Work order
Report back the lines in this listing that carry the string "bubble".

"""

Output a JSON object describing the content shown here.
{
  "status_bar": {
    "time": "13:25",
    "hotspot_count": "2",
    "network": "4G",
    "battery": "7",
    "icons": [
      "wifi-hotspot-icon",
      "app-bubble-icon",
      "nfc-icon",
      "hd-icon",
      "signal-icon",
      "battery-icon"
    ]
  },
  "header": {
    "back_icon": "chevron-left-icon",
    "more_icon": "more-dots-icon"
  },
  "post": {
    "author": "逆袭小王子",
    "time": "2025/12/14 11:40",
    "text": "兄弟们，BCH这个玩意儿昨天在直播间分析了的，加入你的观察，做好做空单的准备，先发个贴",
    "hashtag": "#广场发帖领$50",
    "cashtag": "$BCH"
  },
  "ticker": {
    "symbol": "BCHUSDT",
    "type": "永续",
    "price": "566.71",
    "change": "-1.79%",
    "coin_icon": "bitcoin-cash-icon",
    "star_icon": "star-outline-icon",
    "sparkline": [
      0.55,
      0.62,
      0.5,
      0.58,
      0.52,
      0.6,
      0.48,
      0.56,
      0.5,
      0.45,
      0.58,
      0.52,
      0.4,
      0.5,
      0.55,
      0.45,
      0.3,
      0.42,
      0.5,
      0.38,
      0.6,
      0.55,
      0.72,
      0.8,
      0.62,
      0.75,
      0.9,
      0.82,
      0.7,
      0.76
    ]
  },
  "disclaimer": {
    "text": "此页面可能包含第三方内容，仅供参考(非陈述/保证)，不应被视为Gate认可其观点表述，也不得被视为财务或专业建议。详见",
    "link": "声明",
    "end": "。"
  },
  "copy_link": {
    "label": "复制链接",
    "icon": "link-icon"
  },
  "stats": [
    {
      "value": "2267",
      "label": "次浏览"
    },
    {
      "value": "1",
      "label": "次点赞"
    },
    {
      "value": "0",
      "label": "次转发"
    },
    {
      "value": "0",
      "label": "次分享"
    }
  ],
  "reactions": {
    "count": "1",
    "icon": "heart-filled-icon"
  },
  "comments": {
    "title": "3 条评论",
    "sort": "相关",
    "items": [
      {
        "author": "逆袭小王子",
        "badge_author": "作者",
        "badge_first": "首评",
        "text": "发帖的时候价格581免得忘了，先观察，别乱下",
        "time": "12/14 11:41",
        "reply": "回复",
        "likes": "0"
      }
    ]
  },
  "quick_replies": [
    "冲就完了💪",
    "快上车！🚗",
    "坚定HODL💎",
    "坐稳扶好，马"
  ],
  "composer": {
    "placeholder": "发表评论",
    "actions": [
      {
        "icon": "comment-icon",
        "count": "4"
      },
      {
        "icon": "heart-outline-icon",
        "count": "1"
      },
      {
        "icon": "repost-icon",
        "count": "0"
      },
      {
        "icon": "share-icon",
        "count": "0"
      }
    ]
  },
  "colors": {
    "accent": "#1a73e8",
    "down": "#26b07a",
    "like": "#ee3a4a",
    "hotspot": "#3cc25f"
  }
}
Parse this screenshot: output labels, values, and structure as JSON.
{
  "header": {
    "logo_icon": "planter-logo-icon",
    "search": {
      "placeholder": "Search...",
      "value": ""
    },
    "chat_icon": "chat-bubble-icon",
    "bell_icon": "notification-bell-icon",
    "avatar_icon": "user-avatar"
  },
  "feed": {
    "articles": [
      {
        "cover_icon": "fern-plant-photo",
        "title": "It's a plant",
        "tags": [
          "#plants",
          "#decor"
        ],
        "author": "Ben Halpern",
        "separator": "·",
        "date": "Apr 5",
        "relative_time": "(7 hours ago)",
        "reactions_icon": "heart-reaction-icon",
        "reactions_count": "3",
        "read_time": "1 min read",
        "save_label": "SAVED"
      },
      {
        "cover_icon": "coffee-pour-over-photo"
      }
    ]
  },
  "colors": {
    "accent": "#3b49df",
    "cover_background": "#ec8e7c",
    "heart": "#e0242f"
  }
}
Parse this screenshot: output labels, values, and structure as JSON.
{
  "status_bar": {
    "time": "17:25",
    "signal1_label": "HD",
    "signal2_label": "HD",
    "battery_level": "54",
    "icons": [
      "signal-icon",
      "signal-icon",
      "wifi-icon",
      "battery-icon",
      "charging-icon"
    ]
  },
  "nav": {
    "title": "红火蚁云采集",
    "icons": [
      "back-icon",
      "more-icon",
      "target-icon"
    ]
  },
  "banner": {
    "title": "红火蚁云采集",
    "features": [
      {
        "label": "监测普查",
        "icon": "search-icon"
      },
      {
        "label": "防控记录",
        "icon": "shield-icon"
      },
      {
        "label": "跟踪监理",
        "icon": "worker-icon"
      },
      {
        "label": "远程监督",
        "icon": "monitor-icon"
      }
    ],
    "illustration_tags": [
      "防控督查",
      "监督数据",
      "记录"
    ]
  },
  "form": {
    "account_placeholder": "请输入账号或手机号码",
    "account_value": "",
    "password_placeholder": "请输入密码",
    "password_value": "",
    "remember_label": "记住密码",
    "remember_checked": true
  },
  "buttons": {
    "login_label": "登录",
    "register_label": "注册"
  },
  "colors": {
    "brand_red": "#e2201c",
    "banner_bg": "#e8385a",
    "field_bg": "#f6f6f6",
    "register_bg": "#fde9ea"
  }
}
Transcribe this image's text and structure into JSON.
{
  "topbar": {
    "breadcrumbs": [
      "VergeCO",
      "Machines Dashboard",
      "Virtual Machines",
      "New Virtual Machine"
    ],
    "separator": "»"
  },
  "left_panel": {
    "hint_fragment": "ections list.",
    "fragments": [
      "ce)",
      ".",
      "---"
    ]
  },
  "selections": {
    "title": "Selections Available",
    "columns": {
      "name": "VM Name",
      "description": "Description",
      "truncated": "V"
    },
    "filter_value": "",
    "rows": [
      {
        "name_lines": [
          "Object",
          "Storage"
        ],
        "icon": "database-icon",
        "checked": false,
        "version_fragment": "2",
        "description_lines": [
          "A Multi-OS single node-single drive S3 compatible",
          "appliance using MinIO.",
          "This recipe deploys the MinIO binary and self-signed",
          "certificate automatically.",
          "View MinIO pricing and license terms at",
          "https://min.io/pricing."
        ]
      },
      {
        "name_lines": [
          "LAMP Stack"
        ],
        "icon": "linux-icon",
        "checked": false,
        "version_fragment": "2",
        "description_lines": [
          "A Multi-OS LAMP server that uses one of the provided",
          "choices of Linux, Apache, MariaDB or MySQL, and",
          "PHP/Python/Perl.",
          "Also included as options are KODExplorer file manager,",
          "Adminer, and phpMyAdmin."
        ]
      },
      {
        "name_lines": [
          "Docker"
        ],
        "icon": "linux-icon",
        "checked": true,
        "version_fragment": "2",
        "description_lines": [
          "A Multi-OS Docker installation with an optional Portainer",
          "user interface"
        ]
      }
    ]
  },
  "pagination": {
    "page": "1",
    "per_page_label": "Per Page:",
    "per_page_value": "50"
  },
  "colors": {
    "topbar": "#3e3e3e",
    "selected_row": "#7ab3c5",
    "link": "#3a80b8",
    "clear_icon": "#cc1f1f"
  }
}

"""

Result of this task
      "app-bubble-icon",
    "chat_icon": "chat-bubble-icon",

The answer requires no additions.